[[ DATA, beginning ]]
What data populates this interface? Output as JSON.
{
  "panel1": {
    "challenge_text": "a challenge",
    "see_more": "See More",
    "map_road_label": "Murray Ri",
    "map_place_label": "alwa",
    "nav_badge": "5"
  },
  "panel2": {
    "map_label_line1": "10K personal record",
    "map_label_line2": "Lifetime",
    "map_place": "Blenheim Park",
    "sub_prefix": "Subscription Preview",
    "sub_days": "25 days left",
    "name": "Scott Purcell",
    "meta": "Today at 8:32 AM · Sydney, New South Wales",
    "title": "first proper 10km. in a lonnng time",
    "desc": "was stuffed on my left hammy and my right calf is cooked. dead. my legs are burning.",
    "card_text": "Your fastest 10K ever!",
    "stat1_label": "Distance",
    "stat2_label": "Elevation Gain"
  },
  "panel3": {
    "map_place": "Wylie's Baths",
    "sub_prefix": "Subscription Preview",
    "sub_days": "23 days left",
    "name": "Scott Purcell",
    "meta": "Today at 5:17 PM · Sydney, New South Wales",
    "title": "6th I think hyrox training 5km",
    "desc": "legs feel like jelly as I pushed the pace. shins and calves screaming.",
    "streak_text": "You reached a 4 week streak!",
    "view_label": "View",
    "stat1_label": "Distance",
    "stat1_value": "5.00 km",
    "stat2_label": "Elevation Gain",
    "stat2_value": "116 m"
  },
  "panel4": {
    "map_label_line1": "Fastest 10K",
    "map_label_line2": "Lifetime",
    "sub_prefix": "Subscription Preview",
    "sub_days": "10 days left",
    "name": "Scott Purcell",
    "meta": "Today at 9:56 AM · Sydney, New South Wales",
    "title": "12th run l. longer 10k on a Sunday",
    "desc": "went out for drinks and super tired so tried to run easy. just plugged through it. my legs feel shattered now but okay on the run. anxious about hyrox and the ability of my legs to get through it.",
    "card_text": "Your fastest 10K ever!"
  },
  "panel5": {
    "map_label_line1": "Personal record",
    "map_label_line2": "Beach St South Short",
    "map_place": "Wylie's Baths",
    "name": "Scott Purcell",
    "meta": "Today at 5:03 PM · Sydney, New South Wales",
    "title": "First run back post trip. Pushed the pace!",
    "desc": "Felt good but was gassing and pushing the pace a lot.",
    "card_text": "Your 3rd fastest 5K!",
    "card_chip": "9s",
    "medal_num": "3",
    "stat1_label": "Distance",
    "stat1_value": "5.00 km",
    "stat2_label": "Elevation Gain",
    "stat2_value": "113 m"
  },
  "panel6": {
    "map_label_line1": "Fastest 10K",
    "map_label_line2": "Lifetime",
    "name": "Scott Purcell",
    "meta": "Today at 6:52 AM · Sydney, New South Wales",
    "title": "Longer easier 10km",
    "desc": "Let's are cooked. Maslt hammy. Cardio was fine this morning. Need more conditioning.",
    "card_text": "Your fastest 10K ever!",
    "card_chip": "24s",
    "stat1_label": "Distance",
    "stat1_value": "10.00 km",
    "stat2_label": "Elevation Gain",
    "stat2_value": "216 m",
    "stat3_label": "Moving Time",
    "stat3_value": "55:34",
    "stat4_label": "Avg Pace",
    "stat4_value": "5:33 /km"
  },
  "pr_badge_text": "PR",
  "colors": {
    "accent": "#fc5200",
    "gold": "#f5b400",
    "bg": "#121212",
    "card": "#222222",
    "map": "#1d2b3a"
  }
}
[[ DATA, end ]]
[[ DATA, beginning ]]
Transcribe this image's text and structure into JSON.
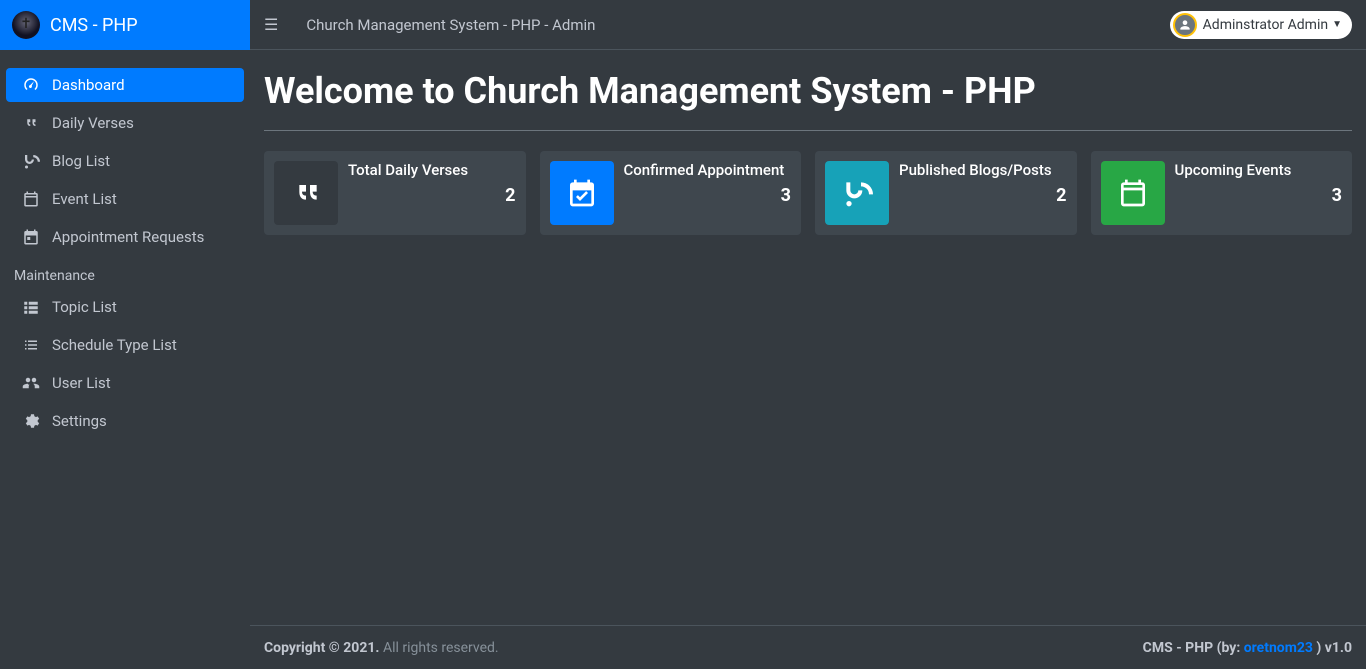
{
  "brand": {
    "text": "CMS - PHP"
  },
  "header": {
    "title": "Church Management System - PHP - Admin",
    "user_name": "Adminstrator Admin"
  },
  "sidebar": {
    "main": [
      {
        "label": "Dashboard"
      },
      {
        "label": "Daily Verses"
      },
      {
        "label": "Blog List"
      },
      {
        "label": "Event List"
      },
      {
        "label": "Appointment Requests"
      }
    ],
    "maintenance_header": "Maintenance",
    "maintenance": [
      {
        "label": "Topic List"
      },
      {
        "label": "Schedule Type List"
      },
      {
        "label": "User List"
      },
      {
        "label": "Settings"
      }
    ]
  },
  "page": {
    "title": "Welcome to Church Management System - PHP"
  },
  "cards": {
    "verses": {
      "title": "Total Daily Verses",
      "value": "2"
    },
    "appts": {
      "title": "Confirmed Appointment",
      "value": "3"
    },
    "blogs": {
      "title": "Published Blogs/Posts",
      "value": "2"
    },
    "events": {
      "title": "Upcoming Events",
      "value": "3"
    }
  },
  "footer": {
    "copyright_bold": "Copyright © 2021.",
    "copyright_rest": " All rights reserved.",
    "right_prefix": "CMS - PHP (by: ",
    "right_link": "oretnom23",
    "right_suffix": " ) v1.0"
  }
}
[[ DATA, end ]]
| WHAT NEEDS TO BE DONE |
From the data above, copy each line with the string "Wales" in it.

| SOLUTION FOR THIS TASK |
    "meta": "Today at 8:32 AM · Sydney, New South Wales",
    "meta": "Today at 5:17 PM · Sydney, New South Wales",
    "meta": "Today at 9:56 AM · Sydney, New South Wales",
    "meta": "Today at 5:03 PM · Sydney, New South Wales",
    "meta": "Today at 6:52 AM · Sydney, New South Wales",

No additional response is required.